Inglewood has a rich history of art. It boasts many public artworks, such as Helen Lundeberg’s WPA History of Transportation mural, made in 1940, and Richard Wyatt’s 1987 Inglewood Project. It’s also home to the annual Open Studios, an event that showcases the work of local contemporary artists.
In an effort to honor Inglewood’s creativity, we organized an open call to artists who reside in and around the area, as part of the Inglewood Art+Film Lab, which begins its five-week residency this Friday. Our pop-up lab, which is organized by LACMA and which will take place in and around the Inglewood Public Library as well as the Beacon Arts Building, is host to a variety of programs, including free film screenings, film and video-making workshops, and the gathering of oral histories from community residents.
Inglewood is the eighth of nine stops around Los Angeles for the Art + Film Lab, but this was the first time we put out a special call to artists. We wanted to collect digital images of visual art to be projected prior to the free public film screenings happening each weekend for the next five weeks. We were thrilled to see the extraordinary amount and quality of work that artists submitted, ranging from paintings and photographs to new media installations and fine decorative crafts.
Of course this is no surprise, given the artistic renaissance Inglewood has seen over the past several years. Whether it’s the growth of the Beacon Arts Building (an adapted former Bekins storage facility), or the many murals and projects created as part of Inglewood Cultural Arts (ICA), the city has had a dramatic rise in art innovation. ICA’s annual Open Studios draws hundreds of visitors to see the artists at work, some of whom are natives and some who are transplants from different parts of the country. One such artist is Holly Tempo, whose work explores the cultural history and psychology of urban environments and blends traditional elements of painting with elements of street art. An active resident of the city, Tempo helps organize the annual Open Studios and teaches in neighboring Otis College of Art and Design.
Artist John Ildefonso, who is also participating in the project, uses his work to explore his culture and identity as a first generation Mexican-American. Other participating artists are Virginia Broersma, Deborah Lambert, Lee Clarke, and Feliz McInnis, among others, all of whom have different means and intentions of expression.
The spirit and love of art that exudes from these groups and individuals are what the call to artists project is meant to share.

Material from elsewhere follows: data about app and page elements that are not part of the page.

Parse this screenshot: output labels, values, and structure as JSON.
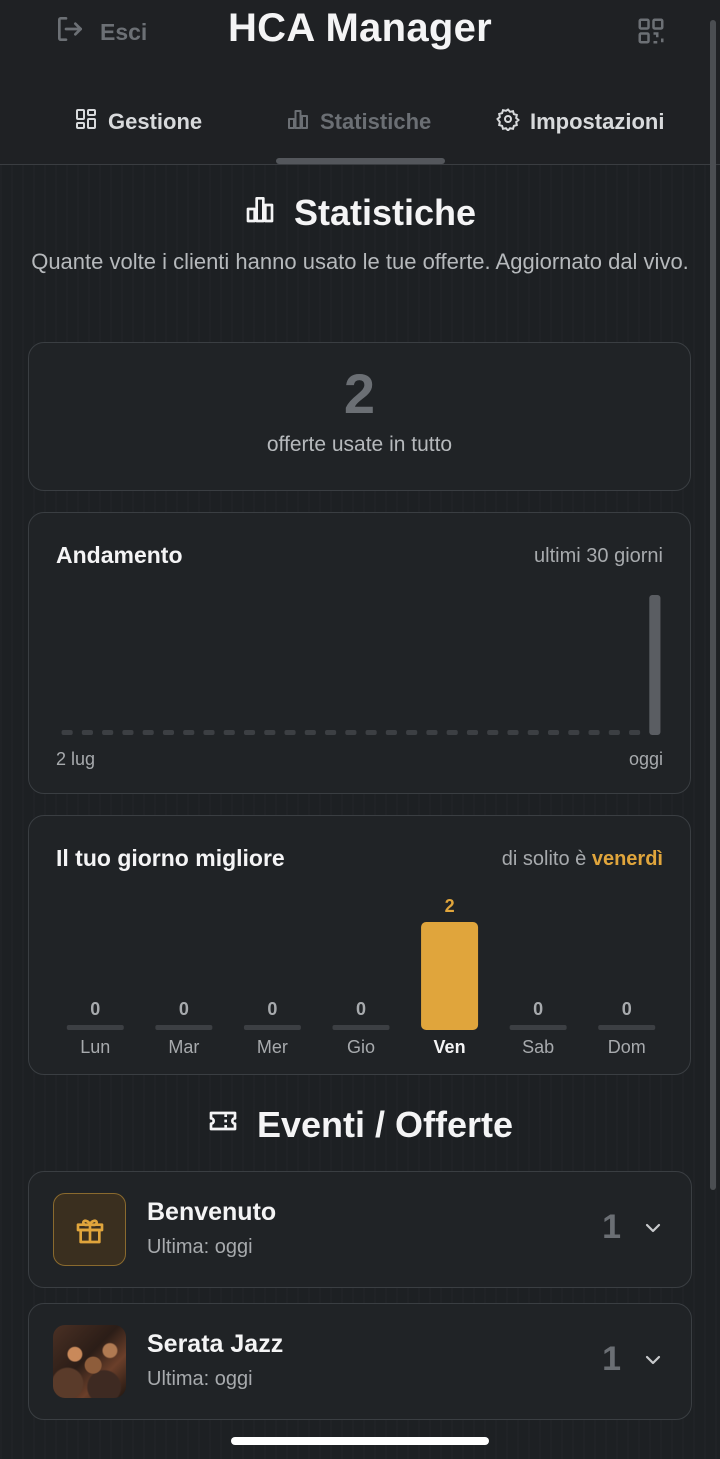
{
  "header": {
    "exit_label": "Esci",
    "app_title": "HCA Manager"
  },
  "tabs": [
    {
      "label": "Gestione",
      "icon": "grid-icon",
      "active": false
    },
    {
      "label": "Statistiche",
      "icon": "bar-chart-icon",
      "active": true
    },
    {
      "label": "Impostazioni",
      "icon": "gear-icon",
      "active": false
    }
  ],
  "stats": {
    "title": "Statistiche",
    "subtitle": "Quante volte i clienti hanno usato le tue offerte. Aggiornato dal vivo.",
    "total_value": "2",
    "total_label": "offerte usate in tutto"
  },
  "trend": {
    "title": "Andamento",
    "period": "ultimi 30 giorni",
    "start_label": "2 lug",
    "end_label": "oggi"
  },
  "best_day": {
    "title": "Il tuo giorno migliore",
    "note_prefix": "di solito è",
    "note_day": "venerdì"
  },
  "events": {
    "title": "Eventi / Offerte",
    "items": [
      {
        "name": "Benvenuto",
        "last": "Ultima: oggi",
        "count": "1",
        "thumb": "gift-icon"
      },
      {
        "name": "Serata Jazz",
        "last": "Ultima: oggi",
        "count": "1",
        "thumb": "jazz-photo"
      }
    ]
  },
  "colors": {
    "accent": "#e0a53c",
    "muted_bar": "#3c3f43",
    "trend_bar": "#5a5d62"
  },
  "chart_data": [
    {
      "type": "bar",
      "title": "Andamento",
      "categories_count": 30,
      "start_label": "2 lug",
      "end_label": "oggi",
      "values": [
        0,
        0,
        0,
        0,
        0,
        0,
        0,
        0,
        0,
        0,
        0,
        0,
        0,
        0,
        0,
        0,
        0,
        0,
        0,
        0,
        0,
        0,
        0,
        0,
        0,
        0,
        0,
        0,
        0,
        2
      ],
      "ylim": [
        0,
        2
      ]
    },
    {
      "type": "bar",
      "title": "Il tuo giorno migliore",
      "categories": [
        "Lun",
        "Mar",
        "Mer",
        "Gio",
        "Ven",
        "Sab",
        "Dom"
      ],
      "values": [
        0,
        0,
        0,
        0,
        2,
        0,
        0
      ],
      "highlight": "Ven",
      "ylim": [
        0,
        2
      ]
    }
  ]
}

To see these works and others, join us this Friday on the lawn of Inglewood City Hall for the opening night of the Inglewood Art+Film Lab, which will feature a live performance by Buyepongo, a screening of animated shorts by emerging filmmakers, and the celebration of the creative culture of Inglewood.
Valentina Mogilevskaya, Education Assistant